When it comes to sanctions for wrongdoing by companies, research has mainly been focussed on the effects of the various sanctions from the victim's perspective. Other investigations were focused on the infringers' response to the imposition of the sanction. Franziska Weber, Professor of Law and Economics, and Pieter Desmet, Professor of Quantitative Empirical Legal Studies, have explored a new perspective. The professors from Erasmus School of Law examined the willingness of infringers to pay a fine and compared this with their willingness to pay compensation to the victim.
There are several different sanctioning types in the legislator's toolbox to design enforcement responses to legal violations. It is, therefore, important that the legislator is aware of the effectiveness of each sanctioning type. While imposing a fine is commonly used in public law, paying compensation is very common in private law. More knowledge about the two sanction options is therefore of great importance for legislators.
The research by Weber and Desmet shows that, regardless of the victim's characteristics (NGO or company), the majority prefers to pay compensation to the victim: infringers are willing to pay higher amounts in compensation than in fines. They experience paying compensation as a suitable option and believe compensation is a better tool to restore their reputation. However, the nature of the sanction seems not to affect the precautions offenders take to prevent their wrongdoing.
All things together, the findings of Weber and Desmet can be regarded as valuable additions to existing research and can be included in considerations that are made in the political debate.

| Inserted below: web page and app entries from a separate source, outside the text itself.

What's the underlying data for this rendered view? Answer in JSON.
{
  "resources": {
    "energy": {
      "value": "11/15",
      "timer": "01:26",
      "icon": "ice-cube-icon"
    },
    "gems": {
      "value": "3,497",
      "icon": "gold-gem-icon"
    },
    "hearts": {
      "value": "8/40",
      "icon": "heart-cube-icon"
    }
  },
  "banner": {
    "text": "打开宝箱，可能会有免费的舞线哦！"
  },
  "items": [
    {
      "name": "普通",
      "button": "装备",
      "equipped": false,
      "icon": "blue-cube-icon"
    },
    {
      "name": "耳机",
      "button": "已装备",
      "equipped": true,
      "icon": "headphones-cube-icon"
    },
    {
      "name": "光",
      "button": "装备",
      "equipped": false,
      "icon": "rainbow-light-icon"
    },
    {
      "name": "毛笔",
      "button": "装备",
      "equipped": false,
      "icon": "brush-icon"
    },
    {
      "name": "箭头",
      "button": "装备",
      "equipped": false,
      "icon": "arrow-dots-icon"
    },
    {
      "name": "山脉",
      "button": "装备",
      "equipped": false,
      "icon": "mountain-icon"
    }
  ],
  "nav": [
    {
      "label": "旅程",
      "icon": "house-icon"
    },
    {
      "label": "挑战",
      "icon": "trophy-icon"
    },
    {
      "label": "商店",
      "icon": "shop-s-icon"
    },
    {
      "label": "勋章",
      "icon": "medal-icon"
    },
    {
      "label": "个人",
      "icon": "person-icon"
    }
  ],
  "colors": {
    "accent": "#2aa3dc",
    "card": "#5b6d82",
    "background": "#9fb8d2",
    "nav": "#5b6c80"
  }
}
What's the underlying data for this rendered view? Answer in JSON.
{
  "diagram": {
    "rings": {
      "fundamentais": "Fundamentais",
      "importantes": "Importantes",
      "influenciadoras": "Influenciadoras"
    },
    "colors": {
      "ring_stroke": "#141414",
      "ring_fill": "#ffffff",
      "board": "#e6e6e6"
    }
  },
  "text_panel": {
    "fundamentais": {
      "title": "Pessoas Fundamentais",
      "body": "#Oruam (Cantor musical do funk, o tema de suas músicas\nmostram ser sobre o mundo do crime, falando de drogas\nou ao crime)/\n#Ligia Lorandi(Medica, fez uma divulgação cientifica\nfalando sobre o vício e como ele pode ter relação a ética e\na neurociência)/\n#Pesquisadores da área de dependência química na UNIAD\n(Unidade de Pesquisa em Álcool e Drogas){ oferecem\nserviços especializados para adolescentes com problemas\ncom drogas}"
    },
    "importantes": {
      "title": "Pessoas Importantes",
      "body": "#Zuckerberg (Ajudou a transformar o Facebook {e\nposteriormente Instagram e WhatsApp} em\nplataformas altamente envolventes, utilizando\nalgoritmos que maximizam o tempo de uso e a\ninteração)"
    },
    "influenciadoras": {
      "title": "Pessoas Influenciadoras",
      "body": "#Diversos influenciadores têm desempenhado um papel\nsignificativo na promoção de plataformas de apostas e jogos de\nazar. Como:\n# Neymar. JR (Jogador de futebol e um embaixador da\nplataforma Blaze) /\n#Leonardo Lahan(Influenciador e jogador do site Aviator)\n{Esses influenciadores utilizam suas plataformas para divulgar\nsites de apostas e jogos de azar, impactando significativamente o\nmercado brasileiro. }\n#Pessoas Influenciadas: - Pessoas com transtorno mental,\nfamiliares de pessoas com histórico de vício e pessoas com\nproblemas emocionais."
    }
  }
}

Read the entire research 'Infringers' willingness to pay compensation versus fines' here.